As the Adapta Robotics team is an avid supporter of learning, and wanting to promote it in any way, shape or form, we decided to share with you the experience of one of our interns in the Students’ Program as he tackles the challenge of making MATT play chess. Let’s hear them out:
The planning process
First step in getting familiarized with MATT was to learn its framework. The process was surprisingly easy and, after one week of getting accustomed to the testing robot, I’ve got the task of teaching MATT how to play chess.
My first though was to search for an online digital chess board but scrolling through websites proved to be a first challenge. For this reason, I decided that the best approach would be to use an app, Chess.com. The choice was not random. Having analyzed multiple apps, I noticed that Chess.com had the option of changing the colors of the board. This feature helped me underline the method I used to complete the task: scanning the board not for the piece that was moved, but by the colored squares it left on the board from its initial position and its move destination (the ‘footprints’ of executed moves).

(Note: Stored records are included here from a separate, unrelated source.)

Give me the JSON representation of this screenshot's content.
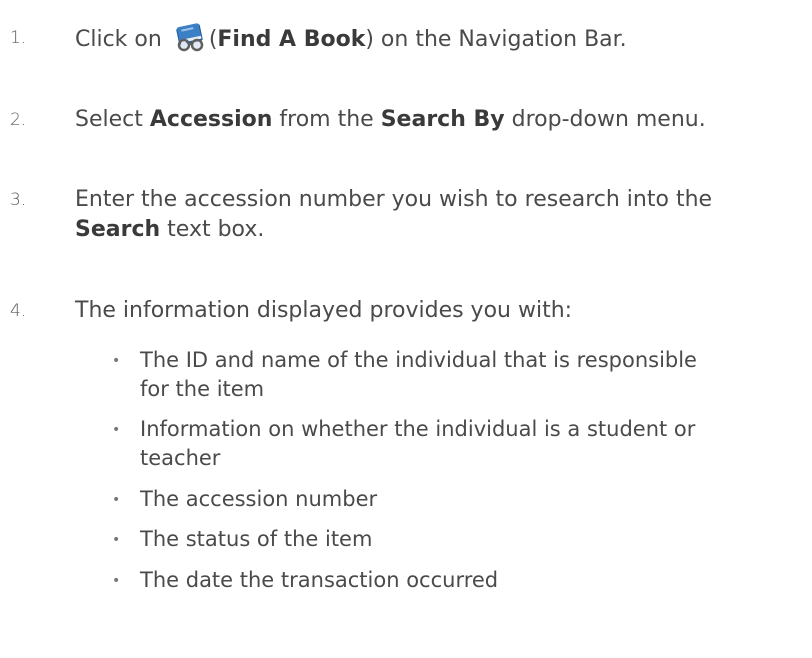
{
  "steps": [
    {
      "number": "1.",
      "before": "Click on ",
      "paren_open": "(",
      "bold": "Find A Book",
      "after": ") on the Navigation Bar."
    },
    {
      "number": "2.",
      "pre": "Select ",
      "bold1": "Accession",
      "mid": " from the ",
      "bold2": "Search By",
      "post": " drop-down menu."
    },
    {
      "number": "3.",
      "line1": "Enter the accession number you wish to research into the",
      "bold": "Search",
      "line2_rest": " text box."
    },
    {
      "number": "4.",
      "line1": "The information displayed provides you with:"
    }
  ],
  "bullets": [
    {
      "line1": "The ID and name of the individual that is responsible",
      "line2": "for the item"
    },
    {
      "line1": "Information on whether the individual is a student or",
      "line2": "teacher"
    },
    {
      "line1": "The accession number"
    },
    {
      "line1": "The status of the item"
    },
    {
      "line1": "The date the transaction occurred"
    }
  ],
  "bullet_glyph": "•",
  "icon": {
    "name": "find-a-book-icon",
    "colors": {
      "book": "#3b7fc4",
      "book_dark": "#1f5a9a",
      "glasses": "#6b6b6b"
    }
  }
}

After some planning, I found it useful to integrate the Stockfish chess engine in my code and use it as storage for the date referring to chess pieces’ positions and the state of the game. The next step was to design an algorithm that detected the opponent’s move. As I mentioned earlier, the option of changing the board’s theme was extremely useful since it allowed me to choose the color that was easiest to detect in the given environment and to create a function that was searching for that precise color. Finishing the color detection stage and beginning the calibration and debugging process, I realized that the hard part just began. After every modification, to observe new errors or miscalibrations I started watching one, two or more matches, sometimes as long as 30 minutes each; a very time consuming but necessary operation that was essential in perfecting the way I was solving the given task.
Second iteration, improvements, and challenges
After the first iteration of the code, MATT was able to play only with the white pieces and only with Chess.com bots. Wanting to make MATT game universal, I perfected a new version of the program with a cleaner structure, able to play with any chess piece color and that had the feature to set up the position of the board, making it possible to play on any mode. Furthermore, I upgraded the board scanning algorithm that detected the blue squares (the ‘footprints’ of executed moves). During this stage, an issue that I’ve met was the tap response time of the phone’s touchscreen. To solve it, I replaced MATT’s simple taps with short holds of 0.2 seconds.
After finishing the remaining touchups, I rewrote the board scanning algorithm, which consequently generated faster results, and I started the final tests of the program to find leftover bugs. In the end, the program acted as an intermediate for MATT robot and the Stockfish chess engine, it’s job being to scan the table, to check if the opponent’s move is correct, to pass the information to the engine and to maneuver MATT’s arm in order to move a chess piece.
To sum it up, I can say it was a fascinating experience and a practical way to apply some of the knowledge I’ve gained during the training sessions. During the task, I found working with MATT to be very pleasant due to its ability to execute individual simple tasks and being easy to program, that combined led to easiness in carrying out more complex operations.
You can watch a full MATT played match on our Youtube channel.